===== Data to use =====

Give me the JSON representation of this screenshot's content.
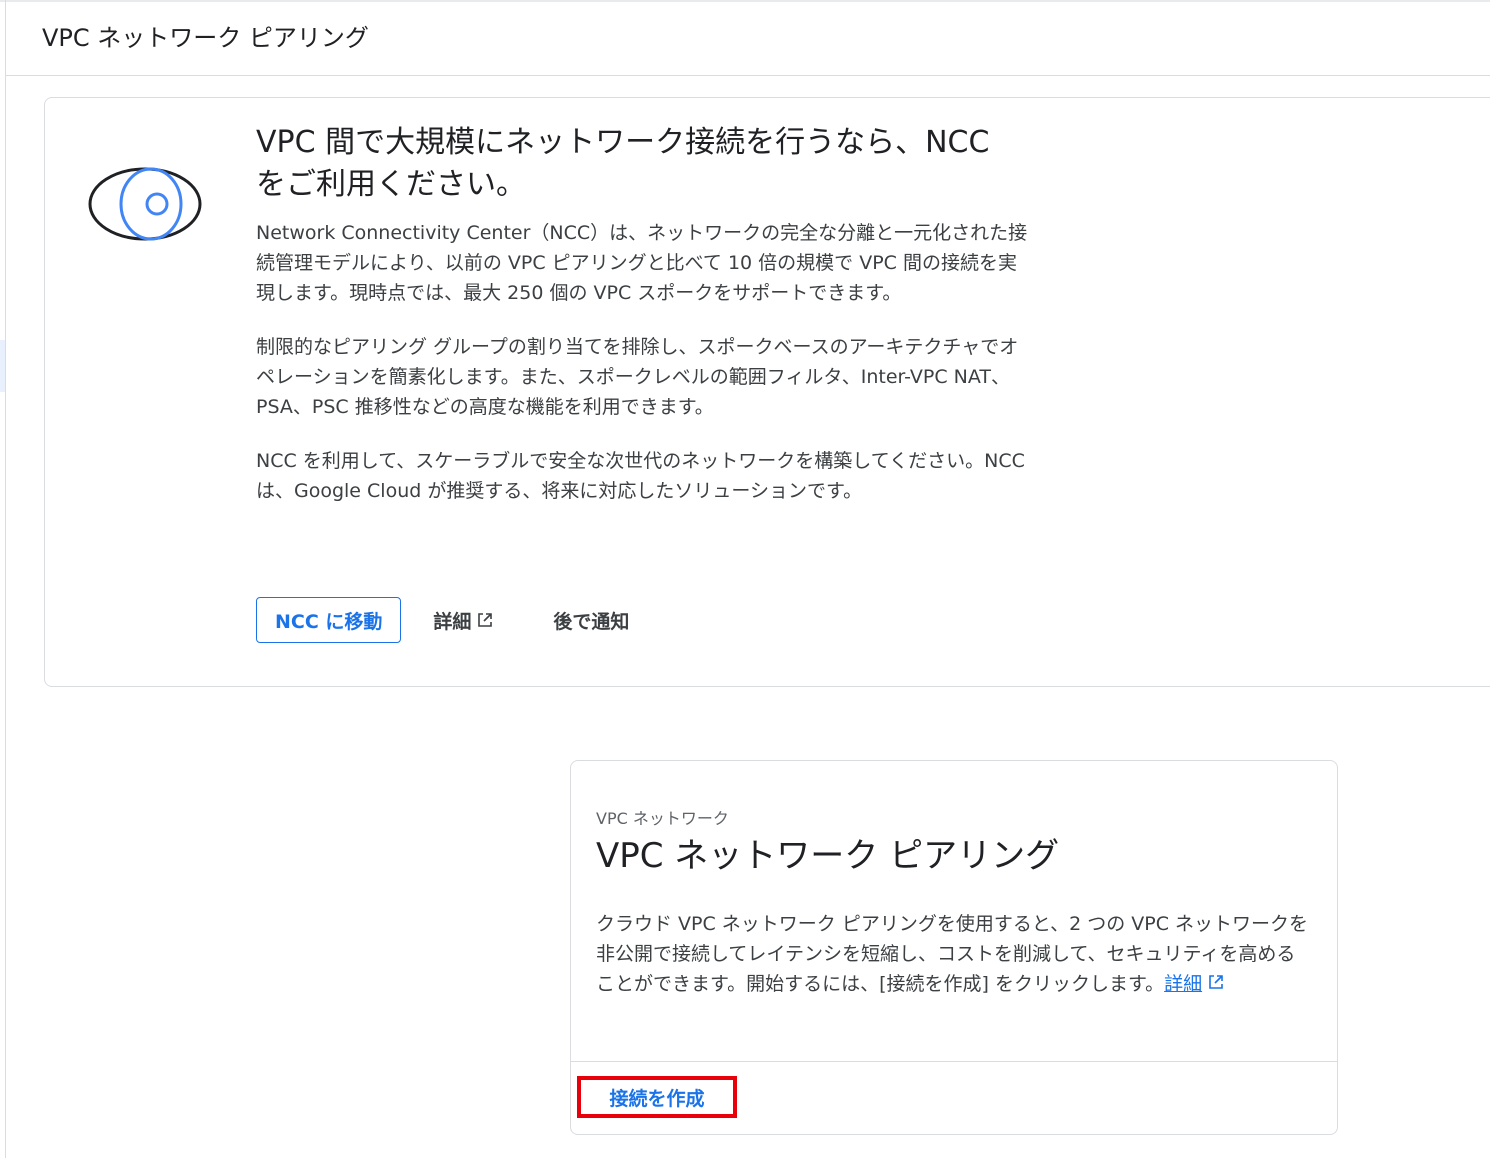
{
  "header": {
    "title": "VPC ネットワーク ピアリング"
  },
  "promo": {
    "icon": "ncc-eye-illustration",
    "title": "VPC 間で大規模にネットワーク接続を行うなら、NCC をご利用ください。",
    "paragraphs": [
      "Network Connectivity Center（NCC）は、ネットワークの完全な分離と一元化された接続管理モデルにより、以前の VPC ピアリングと比べて 10 倍の規模で VPC 間の接続を実現します。現時点では、最大 250 個の VPC スポークをサポートできます。",
      "制限的なピアリング グループの割り当てを排除し、スポークベースのアーキテクチャでオペレーションを簡素化します。また、スポークレベルの範囲フィルタ、Inter-VPC NAT、PSA、PSC 推移性などの高度な機能を利用できます。",
      "NCC を利用して、スケーラブルで安全な次世代のネットワークを構築してください。NCC は、Google Cloud が推奨する、将来に対応したソリューションです。"
    ],
    "actions": {
      "go_ncc": "NCC に移動",
      "details": "詳細",
      "later": "後で通知"
    }
  },
  "peering_card": {
    "eyebrow": "VPC ネットワーク",
    "title": "VPC ネットワーク ピアリング",
    "description": "クラウド VPC ネットワーク ピアリングを使用すると、2 つの VPC ネットワークを非公開で接続してレイテンシを短縮し、コストを削減して、セキュリティを高めることができます。開始するには、[接続を作成] をクリックします。",
    "details_link": "詳細",
    "create_button": "接続を作成"
  },
  "colors": {
    "accent": "#1a73e8",
    "highlight_border": "#e8000b",
    "border": "#dadce0"
  }
}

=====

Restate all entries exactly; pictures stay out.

(Answer section):
Give me the JSON representation of this screenshot's content.
{
  "header": {
    "title": "VPC ネットワーク ピアリング"
  },
  "promo": {
    "icon": "ncc-eye-illustration",
    "title": "VPC 間で大規模にネットワーク接続を行うなら、NCC をご利用ください。",
    "paragraphs": [
      "Network Connectivity Center（NCC）は、ネットワークの完全な分離と一元化された接続管理モデルにより、以前の VPC ピアリングと比べて 10 倍の規模で VPC 間の接続を実現します。現時点では、最大 250 個の VPC スポークをサポートできます。",
      "制限的なピアリング グループの割り当てを排除し、スポークベースのアーキテクチャでオペレーションを簡素化します。また、スポークレベルの範囲フィルタ、Inter-VPC NAT、PSA、PSC 推移性などの高度な機能を利用できます。",
      "NCC を利用して、スケーラブルで安全な次世代のネットワークを構築してください。NCC は、Google Cloud が推奨する、将来に対応したソリューションです。"
    ],
    "actions": {
      "go_ncc": "NCC に移動",
      "details": "詳細",
      "later": "後で通知"
    }
  },
  "peering_card": {
    "eyebrow": "VPC ネットワーク",
    "title": "VPC ネットワーク ピアリング",
    "description": "クラウド VPC ネットワーク ピアリングを使用すると、2 つの VPC ネットワークを非公開で接続してレイテンシを短縮し、コストを削減して、セキュリティを高めることができます。開始するには、[接続を作成] をクリックします。",
    "details_link": "詳細",
    "create_button": "接続を作成"
  },
  "colors": {
    "accent": "#1a73e8",
    "highlight_border": "#e8000b",
    "border": "#dadce0"
  }
}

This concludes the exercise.